DATA EXTRACT START
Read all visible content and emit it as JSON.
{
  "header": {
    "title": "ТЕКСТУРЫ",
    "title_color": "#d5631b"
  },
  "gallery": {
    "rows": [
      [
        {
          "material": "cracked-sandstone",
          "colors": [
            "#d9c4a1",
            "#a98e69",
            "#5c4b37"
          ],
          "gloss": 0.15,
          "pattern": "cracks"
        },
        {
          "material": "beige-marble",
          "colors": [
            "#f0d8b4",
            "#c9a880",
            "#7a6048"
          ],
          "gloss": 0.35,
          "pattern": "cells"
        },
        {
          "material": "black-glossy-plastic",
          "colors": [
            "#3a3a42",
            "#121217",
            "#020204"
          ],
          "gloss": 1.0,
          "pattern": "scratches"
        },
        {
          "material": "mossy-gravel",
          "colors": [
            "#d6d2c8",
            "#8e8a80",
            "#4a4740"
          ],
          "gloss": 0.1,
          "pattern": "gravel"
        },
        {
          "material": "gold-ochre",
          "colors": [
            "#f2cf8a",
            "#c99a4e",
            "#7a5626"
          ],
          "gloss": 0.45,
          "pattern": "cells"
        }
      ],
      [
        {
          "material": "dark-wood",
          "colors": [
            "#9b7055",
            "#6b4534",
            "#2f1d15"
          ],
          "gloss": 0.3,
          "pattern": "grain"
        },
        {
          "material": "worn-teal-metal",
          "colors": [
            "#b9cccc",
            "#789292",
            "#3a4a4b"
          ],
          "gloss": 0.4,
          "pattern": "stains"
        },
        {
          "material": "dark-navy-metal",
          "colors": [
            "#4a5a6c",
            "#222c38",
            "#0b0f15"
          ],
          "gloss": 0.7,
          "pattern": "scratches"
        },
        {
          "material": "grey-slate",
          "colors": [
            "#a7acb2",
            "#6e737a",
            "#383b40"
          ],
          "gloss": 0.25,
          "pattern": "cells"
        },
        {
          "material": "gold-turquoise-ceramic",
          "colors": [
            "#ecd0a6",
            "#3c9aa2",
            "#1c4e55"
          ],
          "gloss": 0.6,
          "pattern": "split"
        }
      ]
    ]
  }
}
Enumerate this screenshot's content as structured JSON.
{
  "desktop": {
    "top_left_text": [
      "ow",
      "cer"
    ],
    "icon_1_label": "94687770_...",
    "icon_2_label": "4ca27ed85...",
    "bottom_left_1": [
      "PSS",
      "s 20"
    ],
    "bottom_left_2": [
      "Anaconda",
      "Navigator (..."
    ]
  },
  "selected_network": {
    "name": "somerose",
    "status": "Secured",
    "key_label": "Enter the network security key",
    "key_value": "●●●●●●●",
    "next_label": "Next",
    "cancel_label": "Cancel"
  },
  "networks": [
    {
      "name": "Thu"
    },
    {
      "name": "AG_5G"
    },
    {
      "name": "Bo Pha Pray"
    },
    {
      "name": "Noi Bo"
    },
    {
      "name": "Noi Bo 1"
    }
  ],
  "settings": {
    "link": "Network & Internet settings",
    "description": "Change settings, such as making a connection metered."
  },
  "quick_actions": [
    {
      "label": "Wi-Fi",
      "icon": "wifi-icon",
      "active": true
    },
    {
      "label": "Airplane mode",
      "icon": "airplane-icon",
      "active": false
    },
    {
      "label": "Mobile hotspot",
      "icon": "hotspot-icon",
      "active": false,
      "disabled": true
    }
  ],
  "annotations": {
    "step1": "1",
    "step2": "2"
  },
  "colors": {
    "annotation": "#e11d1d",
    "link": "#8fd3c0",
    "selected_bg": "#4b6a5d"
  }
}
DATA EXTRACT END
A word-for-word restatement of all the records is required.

- TASK RESULT
Read all visible content and emit it as JSON.
{
  "header": {
    "title": "ТЕКСТУРЫ",
    "title_color": "#d5631b"
  },
  "gallery": {
    "rows": [
      [
        {
          "material": "cracked-sandstone",
          "colors": [
            "#d9c4a1",
            "#a98e69",
            "#5c4b37"
          ],
          "gloss": 0.15,
          "pattern": "cracks"
        },
        {
          "material": "beige-marble",
          "colors": [
            "#f0d8b4",
            "#c9a880",
            "#7a6048"
          ],
          "gloss": 0.35,
          "pattern": "cells"
        },
        {
          "material": "black-glossy-plastic",
          "colors": [
            "#3a3a42",
            "#121217",
            "#020204"
          ],
          "gloss": 1.0,
          "pattern": "scratches"
        },
        {
          "material": "mossy-gravel",
          "colors": [
            "#d6d2c8",
            "#8e8a80",
            "#4a4740"
          ],
          "gloss": 0.1,
          "pattern": "gravel"
        },
        {
          "material": "gold-ochre",
          "colors": [
            "#f2cf8a",
            "#c99a4e",
            "#7a5626"
          ],
          "gloss": 0.45,
          "pattern": "cells"
        }
      ],
      [
        {
          "material": "dark-wood",
          "colors": [
            "#9b7055",
            "#6b4534",
            "#2f1d15"
          ],
          "gloss": 0.3,
          "pattern": "grain"
        },
        {
          "material": "worn-teal-metal",
          "colors": [
            "#b9cccc",
            "#789292",
            "#3a4a4b"
          ],
          "gloss": 0.4,
          "pattern": "stains"
        },
        {
          "material": "dark-navy-metal",
          "colors": [
            "#4a5a6c",
            "#222c38",
            "#0b0f15"
          ],
          "gloss": 0.7,
          "pattern": "scratches"
        },
        {
          "material": "grey-slate",
          "colors": [
            "#a7acb2",
            "#6e737a",
            "#383b40"
          ],
          "gloss": 0.25,
          "pattern": "cells"
        },
        {
          "material": "gold-turquoise-ceramic",
          "colors": [
            "#ecd0a6",
            "#3c9aa2",
            "#1c4e55"
          ],
          "gloss": 0.6,
          "pattern": "split"
        }
      ]
    ]
  }
}
Enumerate this screenshot's content as structured JSON.
{
  "desktop": {
    "top_left_text": [
      "ow",
      "cer"
    ],
    "icon_1_label": "94687770_...",
    "icon_2_label": "4ca27ed85...",
    "bottom_left_1": [
      "PSS",
      "s 20"
    ],
    "bottom_left_2": [
      "Anaconda",
      "Navigator (..."
    ]
  },
  "selected_network": {
    "name": "somerose",
    "status": "Secured",
    "key_label": "Enter the network security key",
    "key_value": "●●●●●●●",
    "next_label": "Next",
    "cancel_label": "Cancel"
  },
  "networks": [
    {
      "name": "Thu"
    },
    {
      "name": "AG_5G"
    },
    {
      "name": "Bo Pha Pray"
    },
    {
      "name": "Noi Bo"
    },
    {
      "name": "Noi Bo 1"
    }
  ],
  "settings": {
    "link": "Network & Internet settings",
    "description": "Change settings, such as making a connection metered."
  },
  "quick_actions": [
    {
      "label": "Wi-Fi",
      "icon": "wifi-icon",
      "active": true
    },
    {
      "label": "Airplane mode",
      "icon": "airplane-icon",
      "active": false
    },
    {
      "label": "Mobile hotspot",
      "icon": "hotspot-icon",
      "active": false,
      "disabled": true
    }
  ],
  "annotations": {
    "step1": "1",
    "step2": "2"
  },
  "colors": {
    "annotation": "#e11d1d",
    "link": "#8fd3c0",
    "selected_bg": "#4b6a5d"
  }
}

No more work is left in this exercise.